Georgian supporters spoke at the peace rally, spreading words of encouragement and love to their Ukrainian brothers and sisters (Jacqueline Gelineau/Capital News)

Georgian supporters spoke at the peace rally, spreading words of encouragement and love to their Ukrainian brothers and sisters (Jacqueline Gelineau/Capital News)

Diverse cultures come together to support Ukraine in Kelowna

Fundraiser at the Georgia Cafe on March 4

Kelowna’s diverse backgrounds came out to support Ukrainians at a peace rally held on Feb. 27 outside city hall.

The community came together to raise funds and gather supplies for Ukraine after Russia, led by president Vladimir Putin, launched a wide-ranging attack on Ukraine on Thursday, Feb.24.

“We need to speak up,” said Svitlana Shkyn, a Ukrainian-Canadian and organizer of fundraising efforts. “We need support from Ukrainian and non-Ukrainian people. Despite your cultural heritage we are all united together.”

People gathered last Sunday to protest Russia’s invasion of Ukraine. (Jacqueline Gelineau - Capital News)

People gathered last Sunday to protest Russia’s invasion of Ukraine. (Jacqueline Gelineau - Capital News)

Shkyn’s brother is currently in the volunteer army in Ukraine.

“We need to stop this tyranny. We need to stop Putin and his government,” Shkyn said.

On Friday, March 4, from 9 a.m. until 4 p.m., the Georgia Cafe will host a Ukrainian lunch fundraiser. The cafe has donated the use of their kitchen and equipment to Ukrainians preparing food for the Friday event.

They will be serving a cup of borscht, perogies and Ukrainian cabbage rolls. All proceeds from the lunch sales will be donated to the Canadian Red Cross Ukraine Humanitarian Crisis Appeal.

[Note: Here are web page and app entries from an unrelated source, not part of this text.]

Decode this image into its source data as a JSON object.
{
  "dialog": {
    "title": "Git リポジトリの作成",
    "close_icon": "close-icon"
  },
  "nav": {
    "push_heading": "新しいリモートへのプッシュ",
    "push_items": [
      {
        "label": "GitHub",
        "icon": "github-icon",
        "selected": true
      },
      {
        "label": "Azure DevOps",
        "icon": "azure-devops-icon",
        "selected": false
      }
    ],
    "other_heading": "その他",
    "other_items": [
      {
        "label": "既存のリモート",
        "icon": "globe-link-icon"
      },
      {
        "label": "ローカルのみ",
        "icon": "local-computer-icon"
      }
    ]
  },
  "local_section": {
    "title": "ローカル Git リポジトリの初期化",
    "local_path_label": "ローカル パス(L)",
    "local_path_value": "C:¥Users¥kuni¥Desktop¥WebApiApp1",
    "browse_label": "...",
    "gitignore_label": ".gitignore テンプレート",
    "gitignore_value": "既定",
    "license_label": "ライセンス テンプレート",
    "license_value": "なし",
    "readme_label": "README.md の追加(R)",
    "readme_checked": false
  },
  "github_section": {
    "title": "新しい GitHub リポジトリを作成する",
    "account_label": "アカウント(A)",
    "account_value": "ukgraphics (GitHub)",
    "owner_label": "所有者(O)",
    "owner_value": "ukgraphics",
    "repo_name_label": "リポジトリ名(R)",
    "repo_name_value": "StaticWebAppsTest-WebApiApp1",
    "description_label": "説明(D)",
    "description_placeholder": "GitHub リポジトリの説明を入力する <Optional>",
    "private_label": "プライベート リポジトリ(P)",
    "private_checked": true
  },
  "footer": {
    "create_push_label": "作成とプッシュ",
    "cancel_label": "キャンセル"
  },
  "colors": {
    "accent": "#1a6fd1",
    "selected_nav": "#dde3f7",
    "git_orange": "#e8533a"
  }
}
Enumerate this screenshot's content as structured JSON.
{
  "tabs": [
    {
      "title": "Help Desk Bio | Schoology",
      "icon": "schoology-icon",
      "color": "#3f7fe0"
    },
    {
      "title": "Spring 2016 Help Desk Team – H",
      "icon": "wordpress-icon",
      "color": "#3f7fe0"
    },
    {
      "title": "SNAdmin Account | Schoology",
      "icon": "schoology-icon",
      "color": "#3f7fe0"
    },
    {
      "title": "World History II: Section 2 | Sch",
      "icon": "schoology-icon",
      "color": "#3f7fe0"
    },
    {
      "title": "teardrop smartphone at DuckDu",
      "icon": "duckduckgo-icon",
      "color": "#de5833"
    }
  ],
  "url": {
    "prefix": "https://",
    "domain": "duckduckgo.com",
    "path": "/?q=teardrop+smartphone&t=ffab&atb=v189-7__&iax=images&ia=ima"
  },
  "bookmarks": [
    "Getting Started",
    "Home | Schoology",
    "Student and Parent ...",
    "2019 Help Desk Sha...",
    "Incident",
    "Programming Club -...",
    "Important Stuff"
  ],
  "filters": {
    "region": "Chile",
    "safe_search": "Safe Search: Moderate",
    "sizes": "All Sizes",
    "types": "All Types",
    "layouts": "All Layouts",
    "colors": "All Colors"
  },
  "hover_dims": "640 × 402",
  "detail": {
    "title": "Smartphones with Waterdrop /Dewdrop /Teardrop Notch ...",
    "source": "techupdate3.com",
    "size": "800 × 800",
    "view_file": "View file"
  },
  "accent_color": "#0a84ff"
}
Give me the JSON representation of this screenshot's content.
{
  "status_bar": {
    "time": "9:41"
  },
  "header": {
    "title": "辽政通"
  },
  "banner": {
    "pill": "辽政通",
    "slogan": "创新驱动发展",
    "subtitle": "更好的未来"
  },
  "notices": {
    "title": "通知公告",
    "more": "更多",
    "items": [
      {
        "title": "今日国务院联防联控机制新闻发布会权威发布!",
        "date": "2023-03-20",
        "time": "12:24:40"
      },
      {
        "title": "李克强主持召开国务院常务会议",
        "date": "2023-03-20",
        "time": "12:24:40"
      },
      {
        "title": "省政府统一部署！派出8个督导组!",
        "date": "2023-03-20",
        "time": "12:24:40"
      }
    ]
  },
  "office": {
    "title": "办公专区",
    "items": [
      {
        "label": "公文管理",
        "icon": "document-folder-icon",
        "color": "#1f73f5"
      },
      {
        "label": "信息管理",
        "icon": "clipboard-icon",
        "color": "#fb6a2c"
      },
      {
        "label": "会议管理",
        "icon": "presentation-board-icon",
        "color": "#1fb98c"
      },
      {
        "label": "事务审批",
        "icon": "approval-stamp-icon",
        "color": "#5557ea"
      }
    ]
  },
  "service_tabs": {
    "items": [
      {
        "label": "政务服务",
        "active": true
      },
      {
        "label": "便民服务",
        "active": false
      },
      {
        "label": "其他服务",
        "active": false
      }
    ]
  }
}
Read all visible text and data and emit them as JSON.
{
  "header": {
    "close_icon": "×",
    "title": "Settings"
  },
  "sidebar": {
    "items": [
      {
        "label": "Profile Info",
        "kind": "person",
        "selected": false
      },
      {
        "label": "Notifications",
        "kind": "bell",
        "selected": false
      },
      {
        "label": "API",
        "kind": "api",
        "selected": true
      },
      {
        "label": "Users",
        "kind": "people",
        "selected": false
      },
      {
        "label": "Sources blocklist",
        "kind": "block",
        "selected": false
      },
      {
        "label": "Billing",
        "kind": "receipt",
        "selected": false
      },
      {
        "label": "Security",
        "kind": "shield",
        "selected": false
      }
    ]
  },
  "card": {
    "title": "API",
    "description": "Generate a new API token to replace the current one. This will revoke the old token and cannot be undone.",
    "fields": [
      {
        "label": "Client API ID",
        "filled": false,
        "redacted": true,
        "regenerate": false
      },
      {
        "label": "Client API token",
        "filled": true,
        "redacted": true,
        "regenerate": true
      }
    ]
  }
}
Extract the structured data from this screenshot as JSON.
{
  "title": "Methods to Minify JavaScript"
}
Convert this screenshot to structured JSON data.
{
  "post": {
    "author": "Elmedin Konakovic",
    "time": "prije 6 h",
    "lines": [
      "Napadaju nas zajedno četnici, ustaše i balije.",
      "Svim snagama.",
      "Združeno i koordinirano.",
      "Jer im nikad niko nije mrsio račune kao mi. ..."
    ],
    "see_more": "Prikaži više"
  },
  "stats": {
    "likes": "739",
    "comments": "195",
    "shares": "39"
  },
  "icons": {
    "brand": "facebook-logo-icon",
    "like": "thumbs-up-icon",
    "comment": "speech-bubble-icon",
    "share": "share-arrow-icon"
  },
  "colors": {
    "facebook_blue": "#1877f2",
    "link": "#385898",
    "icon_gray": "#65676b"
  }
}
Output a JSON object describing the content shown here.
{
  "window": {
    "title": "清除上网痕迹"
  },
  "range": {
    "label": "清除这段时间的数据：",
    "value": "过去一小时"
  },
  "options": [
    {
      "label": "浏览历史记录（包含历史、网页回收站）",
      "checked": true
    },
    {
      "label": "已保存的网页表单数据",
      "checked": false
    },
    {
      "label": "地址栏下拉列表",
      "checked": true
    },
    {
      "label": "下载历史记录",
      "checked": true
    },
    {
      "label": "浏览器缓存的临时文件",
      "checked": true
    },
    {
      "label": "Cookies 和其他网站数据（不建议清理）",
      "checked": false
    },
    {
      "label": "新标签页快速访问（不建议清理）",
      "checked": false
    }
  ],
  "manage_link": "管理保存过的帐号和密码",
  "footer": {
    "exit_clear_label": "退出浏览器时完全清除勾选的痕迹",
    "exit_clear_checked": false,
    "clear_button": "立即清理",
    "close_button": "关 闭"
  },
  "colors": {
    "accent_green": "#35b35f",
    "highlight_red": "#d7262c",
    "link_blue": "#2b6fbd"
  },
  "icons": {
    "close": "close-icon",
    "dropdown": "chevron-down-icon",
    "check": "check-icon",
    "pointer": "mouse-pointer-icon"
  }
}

Last Sunday’s crowd was full of Georgian supporters, who lived through a similar Russian invasion over a decade ago.

“This happened to us in 2008 and there was not enough to say, ‘stop’. This is not about Russia, this is about Putin,” said a Georgian-Canadian who wishes to remain anonymous. “He wants the Soviet Union to be the Soviet Union, but nobody wants that.”

The Georgian community said they want to stand strong for their Ukrainian neighbours after the support they received in 2008.

“Ukrainian people were standing beside us and saying that they are our friends,” said the Georgian supporter.

“We just want to say back that we love them and we will always be with them.”

Members of the Taiwan cultural society were also in attendance.

Wayne Lai, the president of the society, said that Taiwan is in a similar situation to Ukraine right now. Taiwan is an independent country, bordered by a large and powerful country looking to take control of its territory.

Lai said Taiwan is standing in support of those wanting to live in a sovereign state, adding, “we condemn violence and aggression.”

“This is a war against humanity, society and democracy,” said Lai.

Russian supporters were also in attendance at the peace rally, saying they love their “Ukrainian brothers and sisters.”

“I hope that with our little voices here, we can somehow encourage support from Canada,” said Vsevolod Lynov, a Ukrainian-Canadian, worried for his loved ones back home.

Russian-Canadians supporting their brothers and sisters in Ukraine (Jacqueline Gelineau/Capital News)

Russian-Canadians supporting their brothers and sisters in Ukraine (Jacqueline Gelineau/Capital News)

Support can be sent to the Emergency Humanitarian Aid to the People of Ukraine, organized by CNEWA Canada.

Support for the beleaguered Ukrainians can also be sent through the Ukrainian Canadian Congress and Canada-Ukraine Foundation, which have established a humanitarian fund.

(Jacqueline Gelineau/Capital News)

(Jacqueline Gelineau/Capital News)

City of KelownaUkraine

 

(Jacqueline Gelineau/Capital News)

(Jacqueline Gelineau/Capital News)